Global concern about inflation, which was widespread just a few months ago, has given way to worries about an opposite and potentially more dangerous problem: deflation.
In the United States, the Consumer Price Index (CPI) took a rare nose dive, plunging by 1 percent in October, the Labor Department said Wednesday. That's the largest fall in a single month since 1938.
Much of the price decline so far is concentrated in energy, and most economists aren't forecasting that 2009 will see the kind of broad and persistent price declines that helped make the Great Depression so severe.
Still, a wider downdraft in prices is possible, and if unchecked it could restrain consumer and business spending and make it harder for the economy to recover from a global slump. That's one reason central bankers and finance ministers are acting to ease interest rates, prop up banks, and ramp up government spending as a stimulus.
"A deflationary depression is a very real possibility," says Ed Yardeni, an economist who heads Yardeni Research in Great Neck, N.Y. "We're now experiencing a dangerous negative feedback loop between the problems in the credit system and a downturn in the economy. The policymakers around the world are attempting to break that vicious cycle."
In the October report, consumer prices fell slightly in the so-called core index that strips out food and energy – a sign that price weakness extends beyond real estate and the gas pump. The core index has declined in only six other months since 1947.
The 0.1 percent month-over-month drop in the core price level surprised forecasters. The trend is probably continuing this month, as struggling retailers slash prices going into the holiday sales season.
The overall index generally moves up rather than down, and rarely changes by more than a percentage point in one month.
Falling prices, by forcing businesses to either cut costs or accept lower profits, could make things tougher in both the job market and the stock market. US stock indexes dipped lower Wednesday morning after the consumer price index (CPI) report.
In the adverse feedback loop, the worse the economy gets, the more banks are battered by loan defaults and the falling value of collateral. In turn, credit becomes less available, restraining consumer and business activity – slowing the economy further.
A tightening of credit conditions is typical of most recessions, as are price declines for commodities like oil.
But in a bleak scenario, seen in America in the 1930s and in Japan in the 1990s, falling prices add another element to the feedback problem. Back in the Depression era, economist Irving Fisher coined the phrase "debt deflation," to refer to a period when many debtors are trying to reduce their liabilities, or leverage. When borrowers are de-leveraging all at once, prices for assets such as homes or stocks can fall below what would ordinarily be their fair value.

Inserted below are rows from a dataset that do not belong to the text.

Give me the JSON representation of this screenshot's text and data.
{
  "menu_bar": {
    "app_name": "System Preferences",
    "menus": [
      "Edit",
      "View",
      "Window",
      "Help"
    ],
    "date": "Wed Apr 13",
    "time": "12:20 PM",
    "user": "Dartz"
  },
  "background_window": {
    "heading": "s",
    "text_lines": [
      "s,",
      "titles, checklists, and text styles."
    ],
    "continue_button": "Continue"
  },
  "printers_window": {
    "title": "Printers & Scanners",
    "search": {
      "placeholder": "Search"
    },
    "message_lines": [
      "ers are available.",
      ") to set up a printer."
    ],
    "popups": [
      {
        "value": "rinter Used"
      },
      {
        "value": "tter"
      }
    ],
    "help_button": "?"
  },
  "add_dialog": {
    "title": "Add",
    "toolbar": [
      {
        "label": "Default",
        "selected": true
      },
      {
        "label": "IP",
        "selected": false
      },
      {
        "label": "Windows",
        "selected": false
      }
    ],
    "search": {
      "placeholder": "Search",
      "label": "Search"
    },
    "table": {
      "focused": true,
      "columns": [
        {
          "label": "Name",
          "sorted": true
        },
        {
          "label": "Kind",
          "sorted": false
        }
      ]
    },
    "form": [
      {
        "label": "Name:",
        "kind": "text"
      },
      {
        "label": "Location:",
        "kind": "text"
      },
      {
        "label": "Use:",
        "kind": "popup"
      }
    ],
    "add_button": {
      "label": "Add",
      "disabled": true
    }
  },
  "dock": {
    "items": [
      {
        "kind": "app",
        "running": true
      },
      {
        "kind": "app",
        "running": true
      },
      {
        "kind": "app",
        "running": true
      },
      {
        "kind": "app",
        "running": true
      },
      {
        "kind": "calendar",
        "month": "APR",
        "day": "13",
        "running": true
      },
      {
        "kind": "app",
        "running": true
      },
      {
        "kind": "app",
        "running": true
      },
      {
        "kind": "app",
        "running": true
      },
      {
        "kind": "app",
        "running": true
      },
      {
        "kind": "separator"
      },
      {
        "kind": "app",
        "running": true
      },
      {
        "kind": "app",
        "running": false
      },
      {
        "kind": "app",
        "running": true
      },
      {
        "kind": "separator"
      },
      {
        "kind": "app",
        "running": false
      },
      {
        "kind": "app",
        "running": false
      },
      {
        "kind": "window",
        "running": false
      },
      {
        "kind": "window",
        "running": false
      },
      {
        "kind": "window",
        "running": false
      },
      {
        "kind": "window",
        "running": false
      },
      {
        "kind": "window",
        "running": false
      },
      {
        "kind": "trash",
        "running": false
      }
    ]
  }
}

Moreover, if deflation becomes a broad-based trend that consumers expect to see in everyday goods, they may delay purchases in the hope of getting an even better price later. Similarly, life becomes harder for borrowers – whether it's a family buying a home or a business building a factory. The burden of the debt effectively grows larger over time, since the amount owed is not adjusting downward like other prices.
"Deflation, like runaway inflation, can be self-perpetuating insofar as consumers defer expenditures," David Rosenberg, Merrill Lynch's chief US economist, warned in a report to clients last month. "The pricing backdrop is 'deflationary' today even though consumer prices have yet to deflate on a year-over-year basis."
He pointed to several ways in which deflation is now at work – some of them not in consumer prices but in forces that may affect those prices:
•Asset values are deflating, with US home values down 16 percent in a year and stock shares down about 40 percent – for a combined loss of $11 trillion in wealth. (In the CPI, the cost of shelter is computed using a "rental equivalent" formula that ignores the ups and downs of home prices.)
•After years of households building up heavy debts, the volume of consumer credit is declining significantly for the first time since the early 1990s.
•The job market is symbolically a "deflating" force, with fewer jobs translating into less income for consumers.
Such trends, economists say, means that inflation has ceased to be much of a near-term concern, despite the extraordinary interest-rate cuts and special lending provisions by the Federal Reserve and other central banks.
The current risk of deflation could be amplified by the global nature of the current crisis, which now encompasses many nations. Global commodity prices have been falling fast.
For all the comparisons to the 1930s, the current cycle hasn't approached anything like the Depression, when prices plunged for several years.
Mr. Rosenberg forecasts that modest year-over-year declines in US prices will be visible for much of 2009.
Many economists expect that inflation will be minimal but won't turn negative for 2009 as a whole.
"We believe that this inflation plunge will be temporary, and inflation will make a comeback as soon as 2010," economists at Morgan Stanley wrote last week. Still, they warned of the near-term risk that policies to counter a recession "may not find traction as early or by as much as we think."